- Being in the top Dugan-scoring half of the non-REIT and non-MLP companies on David Fish's "All CCC" list, found here.
- Minimum yield of 2.3%.
- Minimum $5B market cap.
- Maximum relative Graham number of 70.
- Maximum payout ratio of 70.
- Minimum most-recent dividend increase of 5%.
- Minimum estimated EPS growth next year of 5%.
- Minimum estimated EPS growth for the next 5 years of 5%/year.
- Maximum debt/equity ratio of 0.9
- Minimum Dugan Score of 53
While filters 2 through 10 reflect individual preferences, the most important filter is number 1 because it assures I am filtering only very high quality companies.
The Dugan Scoring System is a tool to identify the overall quality of CCC companies. I believe there is a strong correlation between Dugan Scores and the quality of individual stocks. Those companies' stocks earning high Dugan Scores are high quality stocks which should produce better investing results, going forward, than otherwise would be attained by simply filtering for desired characteristics. In this context, highest quality means companies which have:
- STRONG CURRENT CONDITIONS, as exemplified by: great value as measured by relative Graham number, low payout ratio, low debt/equity ratio and high most recent dividend increase %.
- E XCELLENT FUTURE PROSPECTS, as exemplified by: high EPS growth forecasts for this year, next year and 5 years out, and excellent dividend growth histories.
The Dugan Scoring System isn't a popularity contest.

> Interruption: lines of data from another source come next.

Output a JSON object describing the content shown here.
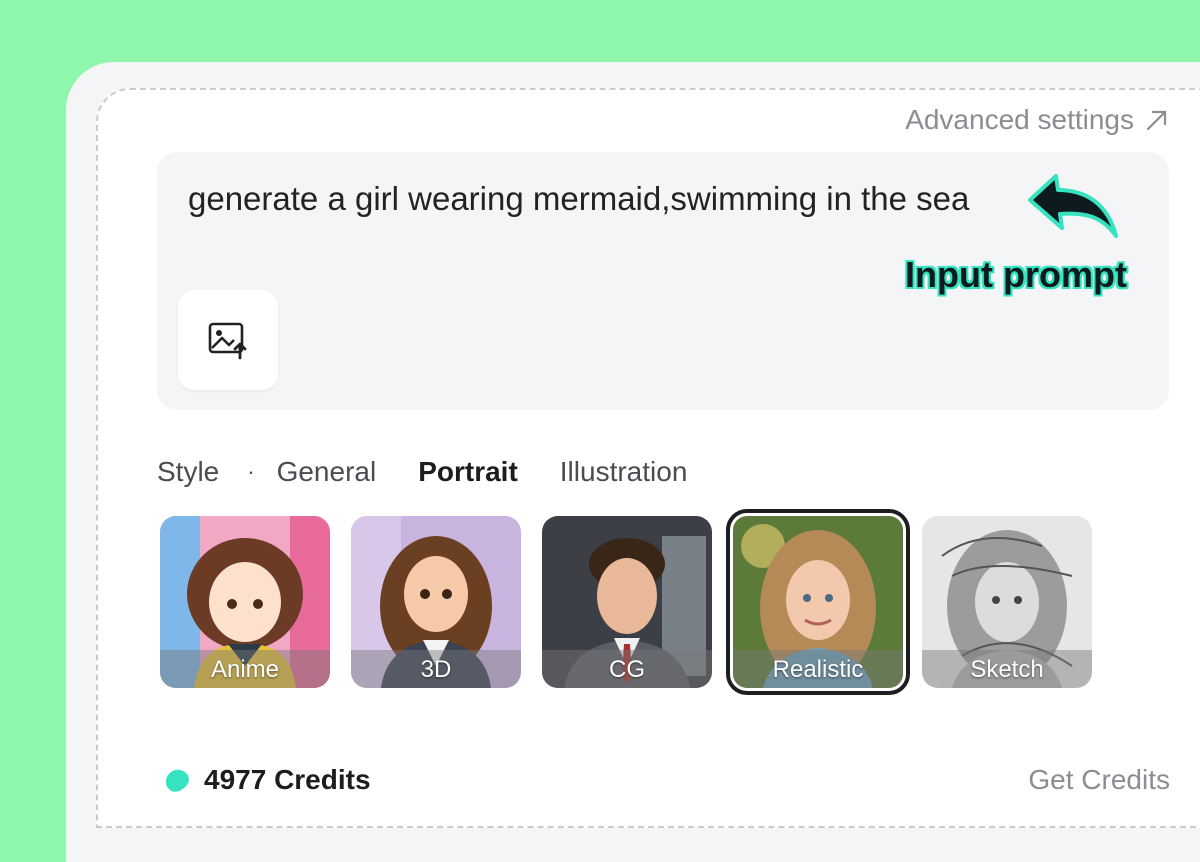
{
  "header": {
    "advanced_settings": "Advanced settings"
  },
  "prompt": {
    "text": "generate a girl wearing mermaid,swimming in the sea"
  },
  "annotation": {
    "label": "Input prompt",
    "color": "#36e3c0"
  },
  "style": {
    "label": "Style",
    "separator": "·",
    "tabs": [
      "General",
      "Portrait",
      "Illustration"
    ],
    "active_tab": "Portrait"
  },
  "cards": [
    {
      "label": "Anime",
      "selected": false
    },
    {
      "label": "3D",
      "selected": false
    },
    {
      "label": "CG",
      "selected": false
    },
    {
      "label": "Realistic",
      "selected": true
    },
    {
      "label": "Sketch",
      "selected": false
    }
  ],
  "footer": {
    "credits": "4977 Credits",
    "get_credits": "Get Credits"
  },
  "colors": {
    "background": "#8ef7ab",
    "accent": "#36e3c0"
  }
}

It is a disciplined, systematic and dispassionate approach that evaluates each CCC stock based on a wide variety of investment criteria from four broad categories: Risk, Value, Past Performance and Future Performance Expectations.
So, the purpose of the scoring system is to determine the all-around quality of a stock for buying, holding or selling purposes.
But, no stocks, like no people, are perfect. Even high quality and high scoring stocks have weaknesses, the same as low scoring and low quality stocks have some strengths. So, a Dugan Score is a balanced, holistic picture of a stock, which includes its strengths and weaknesses.
You can see from the above explanations, the Dugan Stock Scoring System is about the current state, and expected future performance, of a company's stock; not necessarily the company itself. And, it doesn't matter how well a company's stock has performed for its owners in the past. What only matters are the current condition and expected future performance of the stock.
The table below is a summary of the metrics used in the Dugan Stock Scoring System, along with each metric's relative weighting in the overall formula. The weightings are my assessment of each metric's relative importance in calculating the company's overall quality. For a few months I'll show both 2016's and 2017's formulas for comparison purposes. 2017 was used for this article.
After calculating the Dugan Score, a small bonus, or penalty, is applied to the earned-score for each CCC stock, based on a few brokers' recommendations for current sector weightings. The base bonus or penalty calculation is simple: market weight earns zero points, overweight earns 1 point, underweight earns minus 1 point, net/net from each of the 3 brokers.
Using the 2017 Dugan Scoring System and no filters produces the following companies as the twenty highest scoring, December 2016 CCC companies:
Using the 2017 Dugan Scoring System and the above filters yields the following 20 companies as the highest scoring, filtered, December 2016 CCC companies:
I hope you enjoyed this journey. Comments are encouraged. Successful investing.
Disclaimer: The opinions in this document are for informational and educational purposes only and should not be construed as a recommendation to buy or sell the stocks mentioned or to solicit transactions or clients. Past performance of the companies discussed may not continue and the companies may not achieve the earnings growth as predicted. The information in this document is believed to be accurate, but under no circumstances should a person act upon the information contained within. We do not recommend that anyone act upon any investment information without first consulting an investment advisor as to the suitability of such investments for his specific situation. (Borrowed from Chuck Carnevale.)
Disclosure: I am/we are long PRU, AIZ, MGA, ADM, BBY, DOW, CSCO, QCOM, VLO, TSO, LNC, GLW.
I wrote this article myself, and it expresses my own opinions. I am not receiving compensation for it (other than from Seeking Alpha). I have no business relationship with any company whose stock is mentioned in this article.